Since the Mutual Evaluation Report, Turkey's AML/CFT framework now includes lawyers through the new Law No. 7262. However, where ML/TF risks are higher, they are still not required to adopt a risk-based approach to enhanced due diligence. In addition, deficiencies in Recommendation 10 have an impact on Recommendation 22. In addition, there are no specific requirements for Designated Non-Financial Businesses and Professions to comply with provisions covering PEPs and new technologies. Therefore, Turkey's progress is being made, but Recommendation 22 remains partially aligned.
In the round 4 Mutual Assessment Report, Turkey was rated partially compliant for Recommendation 24 because Turkey lacked a comprehensive assessment of the money laundering and terrorist financing risks associated with any legal entity established in Turkey, an overall obligation to acquire beneficial ownership and keep it updated. It lacked a mechanism to ensure that bearer shares were not misused for money laundering and terrorist financing and were free of proportionate and dissuasive sanctions. Furthermore, Turkey does not have a specific process or mechanism to monitor the quality of assistance received regarding basic and beneficial ownership information.
Since Mutual Evaluation Report, Turkey has amended the Turkish Commercial Code and established a mechanism to ensure that bearer shares/warrants are not misused for money laundering and terrorist financing. Based on these revisions, legal entities may issue bearer shares if they keep an appropriate record of the issue and transfer of bearer shares. Bearer shares are not converted into registered shares. If the transfer of bearer shares has not been registered with the Central Depository, the bearer shareholder may not be able to practice their rights.
However, Turkey is making progress due to the lack of a comprehensive assessment of the money laundering and terrorist financing risks associated with all legal entities and the absence of deterrent sanctions, concerns about accurate and up-to-date beneficial owner information and their timely identification, as well as the presence of beneficiaries residing abroad. But Recommendation 24 remains partially compliant.

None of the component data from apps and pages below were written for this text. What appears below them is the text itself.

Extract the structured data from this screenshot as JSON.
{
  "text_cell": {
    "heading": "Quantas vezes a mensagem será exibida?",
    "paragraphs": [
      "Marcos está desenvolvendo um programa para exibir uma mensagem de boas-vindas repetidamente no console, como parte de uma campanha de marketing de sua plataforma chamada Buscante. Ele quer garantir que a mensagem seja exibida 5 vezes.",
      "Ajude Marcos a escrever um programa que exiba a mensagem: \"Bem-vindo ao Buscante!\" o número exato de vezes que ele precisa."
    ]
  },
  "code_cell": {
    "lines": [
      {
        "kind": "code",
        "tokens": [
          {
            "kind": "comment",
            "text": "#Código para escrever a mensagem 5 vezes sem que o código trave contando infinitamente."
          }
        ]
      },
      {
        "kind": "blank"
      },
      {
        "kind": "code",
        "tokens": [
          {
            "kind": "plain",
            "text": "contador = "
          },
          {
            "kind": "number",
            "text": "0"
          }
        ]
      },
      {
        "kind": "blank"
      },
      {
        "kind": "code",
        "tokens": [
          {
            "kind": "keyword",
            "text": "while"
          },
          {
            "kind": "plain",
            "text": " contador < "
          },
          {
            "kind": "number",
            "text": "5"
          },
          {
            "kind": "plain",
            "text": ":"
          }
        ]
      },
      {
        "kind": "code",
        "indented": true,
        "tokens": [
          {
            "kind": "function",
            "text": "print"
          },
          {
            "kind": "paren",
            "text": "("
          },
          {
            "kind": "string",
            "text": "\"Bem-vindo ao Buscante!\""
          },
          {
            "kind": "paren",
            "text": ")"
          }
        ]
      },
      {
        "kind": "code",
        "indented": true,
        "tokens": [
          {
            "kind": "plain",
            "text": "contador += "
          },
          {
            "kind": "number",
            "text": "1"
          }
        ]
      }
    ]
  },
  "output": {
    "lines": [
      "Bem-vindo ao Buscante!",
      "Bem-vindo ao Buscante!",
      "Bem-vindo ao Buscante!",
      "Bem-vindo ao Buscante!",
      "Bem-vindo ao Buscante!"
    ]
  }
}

Turkey was rated partially compliant for Recommendation 35 due to the absence of lawyers in the Round 4 Mutual Evaluation Report; monetary sanctions for Financial Institutions/ Designated Non-Financial Businesses and Professions, and sanctions for NPOs that are not deemed to be proportionate or dissuasive; and there was a statute of limitations limiting the imposition of an administrative fine within five years from the date on which the obligation was breached.
Most of these shortcomings were corrected by Law No. 7262, which amended the other six Laws. As a result, Turkey:
- Included lawyers in the AML/CFT framework.
- Increased the maximum amount of fines for violation of targeted financial sanctions.
- Increased the level of sanctions.
- Increased monetary sanctions applicable to Financial Institutions and Designated Non-Financial Businesses and Professions for violations of the AML/CFT requirements of Recommendations 9–23.
The updated monetary sanctions framework is generally proportionate and dissuasive in light of the enterprise size of most of the obliged institutions in Turkey.
Despite these significant changes, a minor shortcoming of the existence of a statute of limitations remains. Therefore, Recommendation 35 has been rerated as largely compliant.